**WORK TASK**
Read the records below and report each line in which "version" occurs.

**DATASET RECORDS**
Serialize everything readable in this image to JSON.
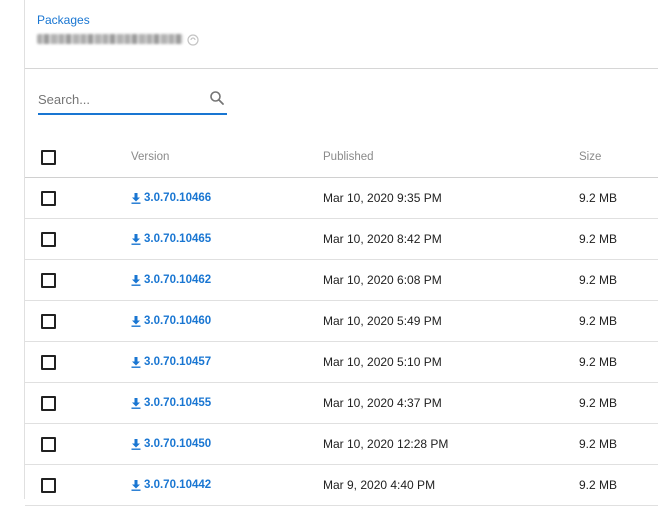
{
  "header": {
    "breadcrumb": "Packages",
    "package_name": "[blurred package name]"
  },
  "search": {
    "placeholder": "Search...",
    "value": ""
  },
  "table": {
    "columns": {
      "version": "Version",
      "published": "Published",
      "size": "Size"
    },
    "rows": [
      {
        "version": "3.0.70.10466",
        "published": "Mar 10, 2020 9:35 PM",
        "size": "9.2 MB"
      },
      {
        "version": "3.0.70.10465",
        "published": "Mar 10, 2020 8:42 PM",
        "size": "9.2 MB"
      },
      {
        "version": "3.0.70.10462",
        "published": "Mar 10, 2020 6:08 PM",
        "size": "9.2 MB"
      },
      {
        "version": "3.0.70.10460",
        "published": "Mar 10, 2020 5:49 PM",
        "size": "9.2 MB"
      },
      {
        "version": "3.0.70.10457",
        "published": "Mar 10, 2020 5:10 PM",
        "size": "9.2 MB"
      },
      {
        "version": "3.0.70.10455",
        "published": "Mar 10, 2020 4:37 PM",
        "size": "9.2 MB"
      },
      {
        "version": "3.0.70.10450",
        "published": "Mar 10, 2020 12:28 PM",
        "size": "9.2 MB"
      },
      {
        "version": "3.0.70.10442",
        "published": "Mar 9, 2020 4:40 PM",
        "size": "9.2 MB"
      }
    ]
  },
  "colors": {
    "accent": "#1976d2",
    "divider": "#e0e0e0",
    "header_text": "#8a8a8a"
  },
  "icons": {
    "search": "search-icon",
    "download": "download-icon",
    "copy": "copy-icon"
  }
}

**OUTPUT BELOW**
      "version": "Version",
        "version": "3.0.70.10466",
        "version": "3.0.70.10465",
        "version": "3.0.70.10462",
        "version": "3.0.70.10460",
        "version": "3.0.70.10457",
        "version": "3.0.70.10455",
        "version": "3.0.70.10450",
        "version": "3.0.70.10442",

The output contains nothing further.